This page is archived for historical purposes and is no longer being updated.

November 23, 2012 / Vol. 61 / No. 46

MMWR Introduction

CDC measured average levels of respirable suspended particles (RSPs), small pieces of smoke that can be inhaled into the lungs—a marker of secondhand smoke, at nine large-hub airports. Five of these airports have designated smoking areas: Hartsfield-Jackson Atlanta International, Washington Dulles International, McCarran International in Las Vegas, Salt Lake City International, and Denver International. The other four airports are smoke-free: Fort Lauderdale-Hollywood International, Orlando International, Chicago O’Hare International, and Phoenix Sky Harbor International. CDC found that the average levels of RSPs were 23 times higher in the smoking areas than the average levels in the smoke-free airports. Also, the average RSP levels next to the smoking areas were 5 times higher than average levels in smoke-free airports.

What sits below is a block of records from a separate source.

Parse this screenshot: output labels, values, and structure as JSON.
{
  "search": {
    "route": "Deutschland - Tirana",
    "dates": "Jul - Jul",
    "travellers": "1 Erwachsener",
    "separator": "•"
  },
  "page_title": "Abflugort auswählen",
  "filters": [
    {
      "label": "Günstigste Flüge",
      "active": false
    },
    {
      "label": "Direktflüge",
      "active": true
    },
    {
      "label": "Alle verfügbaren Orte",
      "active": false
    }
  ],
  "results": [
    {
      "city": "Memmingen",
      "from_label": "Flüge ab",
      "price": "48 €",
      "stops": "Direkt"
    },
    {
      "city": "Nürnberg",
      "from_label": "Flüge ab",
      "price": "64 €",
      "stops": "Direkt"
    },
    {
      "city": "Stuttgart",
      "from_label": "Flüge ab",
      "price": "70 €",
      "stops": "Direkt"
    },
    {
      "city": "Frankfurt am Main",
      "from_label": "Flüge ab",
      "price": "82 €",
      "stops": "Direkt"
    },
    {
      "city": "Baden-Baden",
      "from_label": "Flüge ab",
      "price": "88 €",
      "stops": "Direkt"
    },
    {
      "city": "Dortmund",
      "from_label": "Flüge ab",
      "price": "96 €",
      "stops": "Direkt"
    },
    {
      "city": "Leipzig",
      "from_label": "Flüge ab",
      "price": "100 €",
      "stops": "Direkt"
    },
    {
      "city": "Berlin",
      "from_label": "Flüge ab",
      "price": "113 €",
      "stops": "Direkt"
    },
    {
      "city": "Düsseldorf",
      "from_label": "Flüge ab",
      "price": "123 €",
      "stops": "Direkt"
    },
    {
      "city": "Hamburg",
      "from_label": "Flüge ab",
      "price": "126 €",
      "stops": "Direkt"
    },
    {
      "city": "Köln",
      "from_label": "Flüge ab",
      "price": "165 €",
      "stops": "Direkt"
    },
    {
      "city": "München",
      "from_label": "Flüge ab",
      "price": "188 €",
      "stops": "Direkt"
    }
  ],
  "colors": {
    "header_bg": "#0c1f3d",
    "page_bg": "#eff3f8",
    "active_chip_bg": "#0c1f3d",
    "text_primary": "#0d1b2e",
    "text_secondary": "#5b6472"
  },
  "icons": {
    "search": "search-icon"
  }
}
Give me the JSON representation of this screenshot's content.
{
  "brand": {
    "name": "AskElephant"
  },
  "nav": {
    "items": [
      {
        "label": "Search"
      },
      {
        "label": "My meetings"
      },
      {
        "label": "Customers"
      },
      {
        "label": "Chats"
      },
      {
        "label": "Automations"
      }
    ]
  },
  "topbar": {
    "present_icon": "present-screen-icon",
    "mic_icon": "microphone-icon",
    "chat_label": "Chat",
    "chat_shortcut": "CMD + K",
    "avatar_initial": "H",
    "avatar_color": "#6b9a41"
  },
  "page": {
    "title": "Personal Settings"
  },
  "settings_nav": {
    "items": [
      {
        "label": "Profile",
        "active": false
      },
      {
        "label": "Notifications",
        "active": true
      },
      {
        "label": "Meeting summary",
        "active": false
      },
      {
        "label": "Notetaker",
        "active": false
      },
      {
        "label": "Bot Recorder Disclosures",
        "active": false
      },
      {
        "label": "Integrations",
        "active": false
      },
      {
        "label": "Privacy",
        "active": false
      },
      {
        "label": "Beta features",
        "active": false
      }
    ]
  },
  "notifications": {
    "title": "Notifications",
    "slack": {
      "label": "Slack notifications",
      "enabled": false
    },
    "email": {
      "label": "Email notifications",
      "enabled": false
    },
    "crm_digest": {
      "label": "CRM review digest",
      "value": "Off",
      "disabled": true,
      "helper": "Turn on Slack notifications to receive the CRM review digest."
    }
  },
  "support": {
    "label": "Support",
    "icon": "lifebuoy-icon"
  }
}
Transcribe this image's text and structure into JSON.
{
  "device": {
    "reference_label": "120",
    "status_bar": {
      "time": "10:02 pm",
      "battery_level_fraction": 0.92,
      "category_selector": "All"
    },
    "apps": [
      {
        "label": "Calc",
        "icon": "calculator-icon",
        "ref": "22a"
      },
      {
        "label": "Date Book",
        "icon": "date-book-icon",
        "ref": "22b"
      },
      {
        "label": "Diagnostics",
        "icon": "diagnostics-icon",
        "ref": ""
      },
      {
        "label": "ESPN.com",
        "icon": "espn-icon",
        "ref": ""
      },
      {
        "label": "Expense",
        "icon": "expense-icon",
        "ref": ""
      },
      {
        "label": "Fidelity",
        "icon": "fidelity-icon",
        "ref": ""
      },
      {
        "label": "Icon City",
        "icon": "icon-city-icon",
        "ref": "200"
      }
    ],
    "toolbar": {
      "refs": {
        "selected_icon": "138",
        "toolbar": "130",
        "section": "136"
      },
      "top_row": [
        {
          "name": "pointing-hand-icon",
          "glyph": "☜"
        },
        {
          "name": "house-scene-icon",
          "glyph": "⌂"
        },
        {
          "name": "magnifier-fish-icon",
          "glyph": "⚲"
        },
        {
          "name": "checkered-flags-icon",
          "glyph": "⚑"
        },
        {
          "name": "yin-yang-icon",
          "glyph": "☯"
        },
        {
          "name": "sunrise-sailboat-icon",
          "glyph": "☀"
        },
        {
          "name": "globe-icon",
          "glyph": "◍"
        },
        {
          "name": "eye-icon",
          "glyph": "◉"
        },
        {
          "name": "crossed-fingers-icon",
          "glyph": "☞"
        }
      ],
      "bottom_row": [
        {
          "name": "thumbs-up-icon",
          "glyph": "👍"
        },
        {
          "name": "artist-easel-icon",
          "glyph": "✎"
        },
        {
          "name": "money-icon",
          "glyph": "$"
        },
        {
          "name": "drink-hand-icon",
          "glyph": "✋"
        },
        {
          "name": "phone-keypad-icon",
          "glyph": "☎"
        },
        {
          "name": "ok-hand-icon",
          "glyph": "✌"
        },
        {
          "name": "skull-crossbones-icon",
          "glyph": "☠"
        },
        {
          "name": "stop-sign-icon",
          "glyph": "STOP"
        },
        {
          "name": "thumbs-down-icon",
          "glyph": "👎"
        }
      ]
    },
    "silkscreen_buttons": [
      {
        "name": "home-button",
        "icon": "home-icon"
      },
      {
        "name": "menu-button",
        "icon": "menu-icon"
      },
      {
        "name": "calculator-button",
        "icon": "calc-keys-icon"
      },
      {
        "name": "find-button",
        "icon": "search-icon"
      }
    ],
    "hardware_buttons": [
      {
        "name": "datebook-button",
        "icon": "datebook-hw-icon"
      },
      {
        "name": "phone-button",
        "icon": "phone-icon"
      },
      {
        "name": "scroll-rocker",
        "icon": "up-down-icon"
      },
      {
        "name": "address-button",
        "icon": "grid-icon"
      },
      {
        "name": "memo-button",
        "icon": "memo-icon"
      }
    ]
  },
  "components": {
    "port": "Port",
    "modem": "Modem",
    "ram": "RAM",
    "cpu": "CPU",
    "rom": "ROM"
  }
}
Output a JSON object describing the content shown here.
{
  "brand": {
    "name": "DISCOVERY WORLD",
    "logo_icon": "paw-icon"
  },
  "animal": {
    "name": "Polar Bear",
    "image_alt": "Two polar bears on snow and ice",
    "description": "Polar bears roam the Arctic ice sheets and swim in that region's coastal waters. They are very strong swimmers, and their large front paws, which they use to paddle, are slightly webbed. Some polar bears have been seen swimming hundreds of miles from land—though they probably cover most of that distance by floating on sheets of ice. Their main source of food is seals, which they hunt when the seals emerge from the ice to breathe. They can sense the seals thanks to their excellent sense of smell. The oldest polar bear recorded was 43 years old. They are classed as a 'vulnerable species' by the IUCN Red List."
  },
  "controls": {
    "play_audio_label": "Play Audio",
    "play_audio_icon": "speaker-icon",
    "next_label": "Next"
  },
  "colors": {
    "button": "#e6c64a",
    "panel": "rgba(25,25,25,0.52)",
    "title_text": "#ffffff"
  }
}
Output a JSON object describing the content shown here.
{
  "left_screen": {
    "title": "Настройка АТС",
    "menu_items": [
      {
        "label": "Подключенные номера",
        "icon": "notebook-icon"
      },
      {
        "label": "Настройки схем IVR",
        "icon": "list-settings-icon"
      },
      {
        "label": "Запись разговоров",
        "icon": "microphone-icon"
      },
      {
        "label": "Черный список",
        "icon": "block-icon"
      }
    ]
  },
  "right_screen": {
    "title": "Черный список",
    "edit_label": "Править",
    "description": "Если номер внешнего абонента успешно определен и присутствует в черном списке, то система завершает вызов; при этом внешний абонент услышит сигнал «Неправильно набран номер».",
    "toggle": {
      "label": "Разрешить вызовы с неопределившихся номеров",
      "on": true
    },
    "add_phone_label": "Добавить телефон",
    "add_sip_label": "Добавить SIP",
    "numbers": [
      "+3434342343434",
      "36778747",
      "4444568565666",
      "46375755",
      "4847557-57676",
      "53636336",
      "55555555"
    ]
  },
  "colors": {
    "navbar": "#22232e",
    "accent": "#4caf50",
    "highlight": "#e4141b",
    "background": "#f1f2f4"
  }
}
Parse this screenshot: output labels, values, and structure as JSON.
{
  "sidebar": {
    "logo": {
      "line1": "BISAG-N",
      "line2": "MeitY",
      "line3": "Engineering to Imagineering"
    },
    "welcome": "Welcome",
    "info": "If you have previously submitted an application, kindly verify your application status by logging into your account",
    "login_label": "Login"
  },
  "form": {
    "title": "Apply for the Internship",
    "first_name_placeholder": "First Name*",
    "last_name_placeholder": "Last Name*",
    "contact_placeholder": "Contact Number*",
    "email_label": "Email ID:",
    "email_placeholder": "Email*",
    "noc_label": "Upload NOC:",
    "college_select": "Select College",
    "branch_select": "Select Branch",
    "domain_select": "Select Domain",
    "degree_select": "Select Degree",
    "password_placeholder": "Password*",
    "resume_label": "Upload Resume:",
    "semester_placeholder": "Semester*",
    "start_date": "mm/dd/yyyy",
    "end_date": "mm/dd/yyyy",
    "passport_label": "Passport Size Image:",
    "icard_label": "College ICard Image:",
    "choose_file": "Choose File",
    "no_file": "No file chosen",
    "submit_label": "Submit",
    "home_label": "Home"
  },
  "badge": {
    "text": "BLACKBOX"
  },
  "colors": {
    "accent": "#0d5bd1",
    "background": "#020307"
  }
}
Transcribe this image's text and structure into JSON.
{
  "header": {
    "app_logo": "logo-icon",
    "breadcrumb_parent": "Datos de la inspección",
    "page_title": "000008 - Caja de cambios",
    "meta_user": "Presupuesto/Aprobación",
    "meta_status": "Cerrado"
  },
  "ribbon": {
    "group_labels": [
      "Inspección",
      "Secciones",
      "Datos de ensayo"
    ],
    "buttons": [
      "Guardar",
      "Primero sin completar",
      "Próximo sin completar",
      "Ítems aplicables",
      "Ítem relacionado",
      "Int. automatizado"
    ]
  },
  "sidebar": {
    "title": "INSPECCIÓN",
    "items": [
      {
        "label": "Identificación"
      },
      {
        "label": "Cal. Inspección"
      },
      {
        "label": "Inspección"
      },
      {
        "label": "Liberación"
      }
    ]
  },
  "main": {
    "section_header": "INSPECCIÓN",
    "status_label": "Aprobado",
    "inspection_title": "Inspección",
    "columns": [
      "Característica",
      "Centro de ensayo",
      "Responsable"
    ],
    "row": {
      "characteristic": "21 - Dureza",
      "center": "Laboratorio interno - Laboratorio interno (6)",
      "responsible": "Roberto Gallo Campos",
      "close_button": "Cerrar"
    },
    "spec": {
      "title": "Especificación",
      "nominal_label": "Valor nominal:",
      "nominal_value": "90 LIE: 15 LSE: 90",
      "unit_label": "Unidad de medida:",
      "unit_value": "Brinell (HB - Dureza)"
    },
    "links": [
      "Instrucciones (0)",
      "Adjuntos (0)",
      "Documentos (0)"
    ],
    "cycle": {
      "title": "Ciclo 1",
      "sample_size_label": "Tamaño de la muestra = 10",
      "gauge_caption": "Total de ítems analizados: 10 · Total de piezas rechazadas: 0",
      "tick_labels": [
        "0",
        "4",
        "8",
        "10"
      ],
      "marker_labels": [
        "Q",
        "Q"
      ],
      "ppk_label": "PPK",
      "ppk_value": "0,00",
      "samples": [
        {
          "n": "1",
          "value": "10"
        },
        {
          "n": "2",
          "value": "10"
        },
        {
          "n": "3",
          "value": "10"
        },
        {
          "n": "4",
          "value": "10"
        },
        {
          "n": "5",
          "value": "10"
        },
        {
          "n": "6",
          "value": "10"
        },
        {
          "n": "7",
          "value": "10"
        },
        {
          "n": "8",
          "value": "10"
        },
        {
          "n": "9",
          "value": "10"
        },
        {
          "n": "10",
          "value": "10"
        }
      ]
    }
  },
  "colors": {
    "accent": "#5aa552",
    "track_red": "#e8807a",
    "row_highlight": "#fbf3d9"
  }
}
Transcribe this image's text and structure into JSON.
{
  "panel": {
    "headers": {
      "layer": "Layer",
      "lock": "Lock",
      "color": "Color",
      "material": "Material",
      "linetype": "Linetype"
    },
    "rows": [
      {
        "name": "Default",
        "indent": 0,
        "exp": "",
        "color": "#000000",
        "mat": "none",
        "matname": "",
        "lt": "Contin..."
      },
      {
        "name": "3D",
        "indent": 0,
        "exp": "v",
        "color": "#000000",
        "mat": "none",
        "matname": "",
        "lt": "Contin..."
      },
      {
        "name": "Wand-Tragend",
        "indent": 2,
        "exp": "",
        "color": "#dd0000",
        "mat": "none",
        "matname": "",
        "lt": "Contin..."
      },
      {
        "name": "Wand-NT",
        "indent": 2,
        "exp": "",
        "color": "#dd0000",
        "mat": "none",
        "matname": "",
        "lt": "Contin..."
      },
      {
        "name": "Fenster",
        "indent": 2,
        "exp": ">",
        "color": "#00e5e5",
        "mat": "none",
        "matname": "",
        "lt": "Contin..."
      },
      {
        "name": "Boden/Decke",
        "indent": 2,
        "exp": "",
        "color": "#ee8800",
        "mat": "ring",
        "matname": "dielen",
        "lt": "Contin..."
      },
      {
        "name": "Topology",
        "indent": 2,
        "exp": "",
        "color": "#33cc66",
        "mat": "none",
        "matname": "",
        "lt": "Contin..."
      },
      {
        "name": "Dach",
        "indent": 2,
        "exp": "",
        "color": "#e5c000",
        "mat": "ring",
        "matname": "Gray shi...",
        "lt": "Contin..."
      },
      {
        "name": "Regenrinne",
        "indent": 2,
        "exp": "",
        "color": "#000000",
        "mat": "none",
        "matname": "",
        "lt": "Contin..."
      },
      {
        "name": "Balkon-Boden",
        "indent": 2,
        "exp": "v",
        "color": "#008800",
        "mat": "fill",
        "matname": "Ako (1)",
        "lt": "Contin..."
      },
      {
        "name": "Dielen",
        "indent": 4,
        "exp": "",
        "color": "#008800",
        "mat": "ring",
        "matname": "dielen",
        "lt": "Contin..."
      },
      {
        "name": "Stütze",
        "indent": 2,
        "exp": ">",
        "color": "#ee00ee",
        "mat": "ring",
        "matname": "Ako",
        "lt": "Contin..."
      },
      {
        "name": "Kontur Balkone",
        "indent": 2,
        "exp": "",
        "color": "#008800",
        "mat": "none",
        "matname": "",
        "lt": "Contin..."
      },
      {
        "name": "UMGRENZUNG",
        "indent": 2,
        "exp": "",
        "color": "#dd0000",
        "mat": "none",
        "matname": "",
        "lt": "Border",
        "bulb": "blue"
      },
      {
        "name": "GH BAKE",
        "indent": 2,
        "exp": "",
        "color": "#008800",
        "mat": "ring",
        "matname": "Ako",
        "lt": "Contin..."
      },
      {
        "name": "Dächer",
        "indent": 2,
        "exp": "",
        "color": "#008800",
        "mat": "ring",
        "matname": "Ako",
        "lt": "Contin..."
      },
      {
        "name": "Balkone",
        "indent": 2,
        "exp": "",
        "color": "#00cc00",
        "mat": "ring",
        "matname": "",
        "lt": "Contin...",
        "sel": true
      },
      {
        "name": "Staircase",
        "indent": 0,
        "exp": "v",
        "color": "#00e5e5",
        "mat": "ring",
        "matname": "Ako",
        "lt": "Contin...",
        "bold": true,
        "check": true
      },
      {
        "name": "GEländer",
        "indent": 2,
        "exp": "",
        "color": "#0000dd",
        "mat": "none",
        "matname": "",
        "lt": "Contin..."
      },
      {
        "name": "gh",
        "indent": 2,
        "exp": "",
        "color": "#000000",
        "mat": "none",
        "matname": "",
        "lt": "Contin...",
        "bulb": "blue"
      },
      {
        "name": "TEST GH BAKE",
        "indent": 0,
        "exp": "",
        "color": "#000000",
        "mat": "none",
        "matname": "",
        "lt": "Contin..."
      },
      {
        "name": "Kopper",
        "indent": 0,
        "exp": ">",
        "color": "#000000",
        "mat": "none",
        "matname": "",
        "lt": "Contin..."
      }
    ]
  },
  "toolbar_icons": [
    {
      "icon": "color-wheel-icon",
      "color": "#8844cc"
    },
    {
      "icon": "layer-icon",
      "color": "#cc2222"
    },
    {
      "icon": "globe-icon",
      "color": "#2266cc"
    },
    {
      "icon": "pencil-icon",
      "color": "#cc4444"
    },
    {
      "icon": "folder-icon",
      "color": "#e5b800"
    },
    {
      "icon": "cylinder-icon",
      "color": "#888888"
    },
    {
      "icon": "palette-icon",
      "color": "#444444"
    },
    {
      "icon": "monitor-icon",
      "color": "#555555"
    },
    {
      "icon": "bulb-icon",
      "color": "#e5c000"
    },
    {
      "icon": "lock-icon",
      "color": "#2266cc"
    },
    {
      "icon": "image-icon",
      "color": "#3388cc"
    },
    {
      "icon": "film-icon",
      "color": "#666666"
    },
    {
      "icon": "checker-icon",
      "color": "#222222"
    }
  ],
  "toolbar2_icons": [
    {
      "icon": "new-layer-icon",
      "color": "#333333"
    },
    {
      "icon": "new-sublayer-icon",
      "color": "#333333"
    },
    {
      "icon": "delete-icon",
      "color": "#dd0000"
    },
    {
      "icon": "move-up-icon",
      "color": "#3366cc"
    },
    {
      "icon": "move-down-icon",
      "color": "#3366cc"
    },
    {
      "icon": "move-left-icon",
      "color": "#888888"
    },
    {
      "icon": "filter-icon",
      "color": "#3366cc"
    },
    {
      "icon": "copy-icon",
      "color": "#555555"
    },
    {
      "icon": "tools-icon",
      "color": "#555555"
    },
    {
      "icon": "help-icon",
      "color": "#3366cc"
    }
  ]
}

Currently in the United States, 5 of the 29 large-hub airports allow smoking in designated indoor areas accessible to the public. In 2011, these 5 airports had a combined traffic of more than 110 million passengers, which is 15% of all U.S. air travel. The findings show that workers and travelers, including children, at airports that allow indoor smoking are at risk of exposure to secondhand smoke. There is no safe level of secondhand smoke exposure. Completely eliminating smoking inside airports is the only way to protect nonsmoking airport employees and travelers of all ages from exposure to secondhand smoke.